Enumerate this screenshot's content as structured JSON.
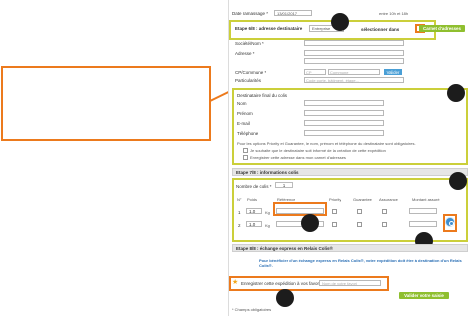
{
  "form": {
    "top_left_label": "Date ramassage *",
    "top_date_value": "13/01/2017",
    "top_right_note": "entre 10h et 18h",
    "step6": {
      "title": "Etape 6/8 : adresse destinataire",
      "type_value": "Entreprise",
      "select_label": "sélectionner dans",
      "select_button": "Carnet d'adresses",
      "societe_label": "Société/Nom *",
      "adresse_label": "Adresse *",
      "cp_label": "CP/Commune *",
      "cp_placeholder": "CP",
      "commune_placeholder": "Commune",
      "geo_button": "Valider",
      "particularites_label": "Particularités",
      "particularites_placeholder": "Code porte, bâtiment, étage...",
      "destinataire_title": "Destinataire final du colis",
      "nom_label": "Nom",
      "prenom_label": "Prénom",
      "email_label": "E-mail",
      "telephone_label": "Téléphone",
      "info_note": "Pour les options Priority et Guarantee, le nom, prénom et téléphone du destinataire sont obligatoires.",
      "check1": "Je souhaite que le destinataire soit informé de la création de cette expédition",
      "check2": "Enregistrer cette adresse dans mon carnet d'adresses"
    },
    "step7": {
      "title": "Etape 7/8 : informations colis",
      "nb_colis_label": "Nombre de colis *",
      "nb_colis_value": "1",
      "headers": [
        "N°",
        "Poids",
        "Référence",
        "Priority",
        "Guarantee",
        "Assurance",
        "Montant assuré"
      ],
      "rows": [
        {
          "n": "1",
          "poids": "1.0",
          "unit": "Kg"
        },
        {
          "n": "2",
          "poids": "1.0",
          "unit": "Kg"
        }
      ]
    },
    "step8": {
      "title": "Etape 8/8 : échange express en Relais Colis®",
      "note": "Pour bénéficier d'un échange express en Relais Colis®, votre expédition doit être à destination d'un Relais Colis®.",
      "favorite_label": "Enregistrer cette expédition à vos favoris",
      "favorite_placeholder": "Nom de votre favori",
      "submit_button": "Valider votre saisie"
    },
    "required_note": "* Champs obligatoires"
  },
  "colors": {
    "highlight_yellow": "#cbcf3a",
    "highlight_orange": "#ec7a1d",
    "button_green": "#8fbf2f",
    "marker": "#1c1c1c"
  }
}
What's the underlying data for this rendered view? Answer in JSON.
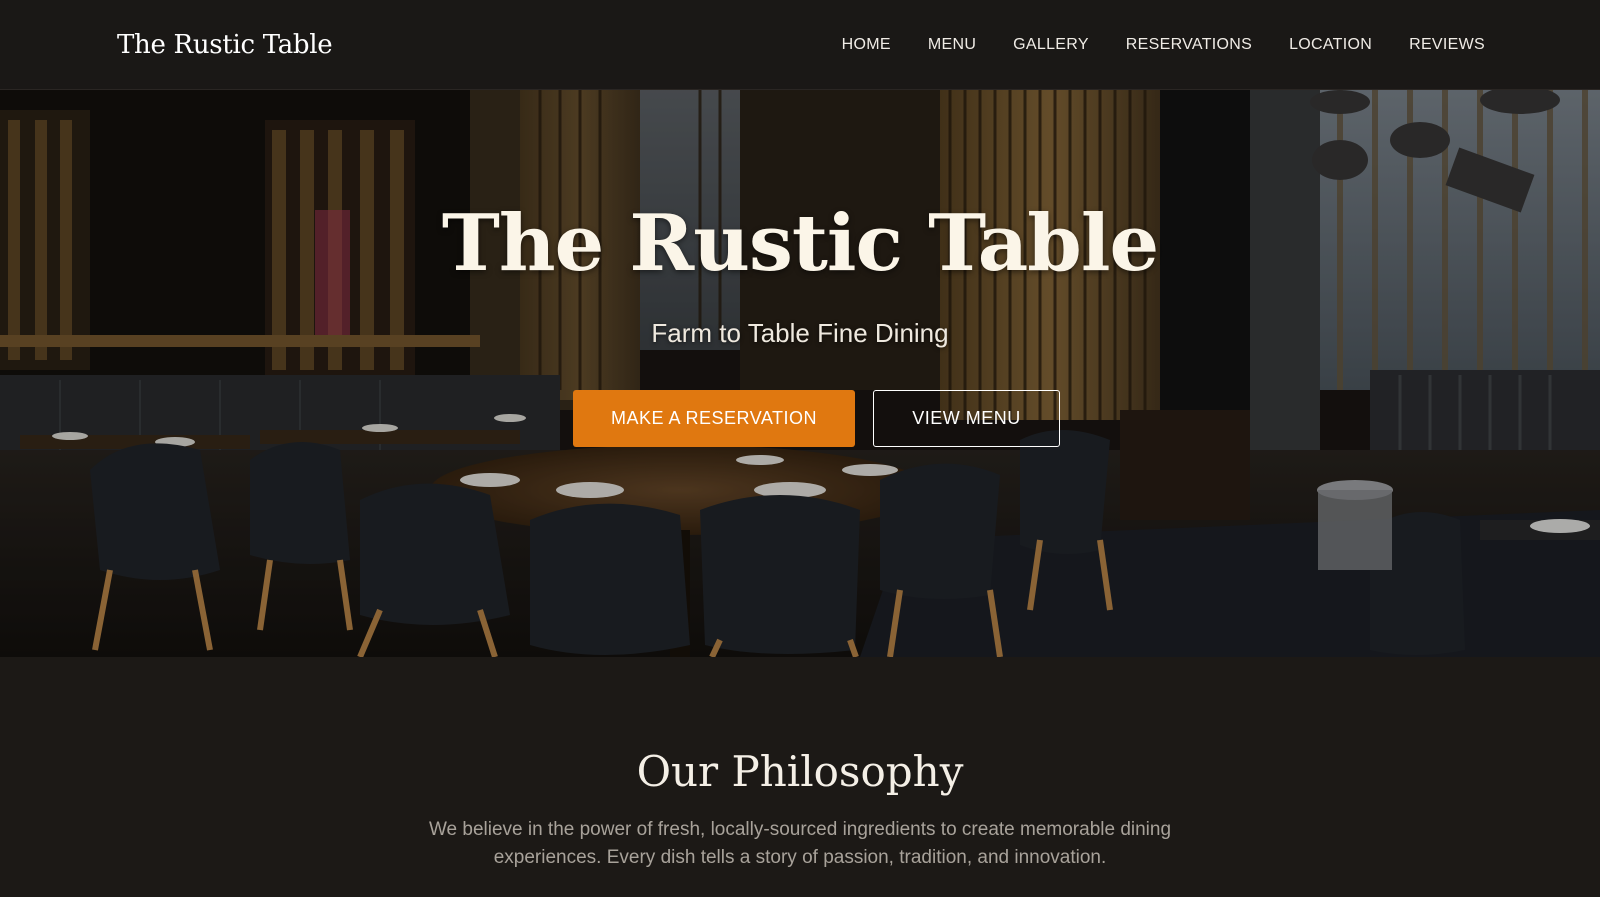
{
  "header": {
    "brand": "The Rustic Table",
    "nav": [
      "HOME",
      "MENU",
      "GALLERY",
      "RESERVATIONS",
      "LOCATION",
      "REVIEWS"
    ]
  },
  "hero": {
    "title": "The Rustic Table",
    "subtitle": "Farm to Table Fine Dining",
    "primary_button": "MAKE A RESERVATION",
    "secondary_button": "VIEW MENU",
    "background_image": "restaurant-interior-photo"
  },
  "philosophy": {
    "heading": "Our Philosophy",
    "body": "We believe in the power of fresh, locally-sourced ingredients to create memorable dining experiences. Every dish tells a story of passion, tradition, and innovation."
  },
  "colors": {
    "accent": "#e07810",
    "page_background": "#1c1916",
    "header_background": "#1a1816"
  }
}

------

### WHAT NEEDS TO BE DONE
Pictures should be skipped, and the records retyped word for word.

### SOLUTION BELOW
Enumerate this screenshot's content as structured JSON.
{
  "form": {
    "top_left_label": "Date ramassage *",
    "top_date_value": "13/01/2017",
    "top_right_note": "entre 10h et 18h",
    "step6": {
      "title": "Etape 6/8 : adresse destinataire",
      "type_value": "Entreprise",
      "select_label": "sélectionner dans",
      "select_button": "Carnet d'adresses",
      "societe_label": "Société/Nom *",
      "adresse_label": "Adresse *",
      "cp_label": "CP/Commune *",
      "cp_placeholder": "CP",
      "commune_placeholder": "Commune",
      "geo_button": "Valider",
      "particularites_label": "Particularités",
      "particularites_placeholder": "Code porte, bâtiment, étage...",
      "destinataire_title": "Destinataire final du colis",
      "nom_label": "Nom",
      "prenom_label": "Prénom",
      "email_label": "E-mail",
      "telephone_label": "Téléphone",
      "info_note": "Pour les options Priority et Guarantee, le nom, prénom et téléphone du destinataire sont obligatoires.",
      "check1": "Je souhaite que le destinataire soit informé de la création de cette expédition",
      "check2": "Enregistrer cette adresse dans mon carnet d'adresses"
    },
    "step7": {
      "title": "Etape 7/8 : informations colis",
      "nb_colis_label": "Nombre de colis *",
      "nb_colis_value": "1",
      "headers": [
        "N°",
        "Poids",
        "Référence",
        "Priority",
        "Guarantee",
        "Assurance",
        "Montant assuré"
      ],
      "rows": [
        {
          "n": "1",
          "poids": "1.0",
          "unit": "Kg"
        },
        {
          "n": "2",
          "poids": "1.0",
          "unit": "Kg"
        }
      ]
    },
    "step8": {
      "title": "Etape 8/8 : échange express en Relais Colis®",
      "note": "Pour bénéficier d'un échange express en Relais Colis®, votre expédition doit être à destination d'un Relais Colis®.",
      "favorite_label": "Enregistrer cette expédition à vos favoris",
      "favorite_placeholder": "Nom de votre favori",
      "submit_button": "Valider votre saisie"
    },
    "required_note": "* Champs obligatoires"
  },
  "colors": {
    "highlight_yellow": "#cbcf3a",
    "highlight_orange": "#ec7a1d",
    "button_green": "#8fbf2f",
    "marker": "#1c1c1c"
  }
}
What's the underlying data for this rendered view? Answer in JSON.
{
  "header": {
    "brand": "The Rustic Table",
    "nav": [
      "HOME",
      "MENU",
      "GALLERY",
      "RESERVATIONS",
      "LOCATION",
      "REVIEWS"
    ]
  },
  "hero": {
    "title": "The Rustic Table",
    "subtitle": "Farm to Table Fine Dining",
    "primary_button": "MAKE A RESERVATION",
    "secondary_button": "VIEW MENU",
    "background_image": "restaurant-interior-photo"
  },
  "philosophy": {
    "heading": "Our Philosophy",
    "body": "We believe in the power of fresh, locally-sourced ingredients to create memorable dining experiences. Every dish tells a story of passion, tradition, and innovation."
  },
  "colors": {
    "accent": "#e07810",
    "page_background": "#1c1916",
    "header_background": "#1a1816"
  }
}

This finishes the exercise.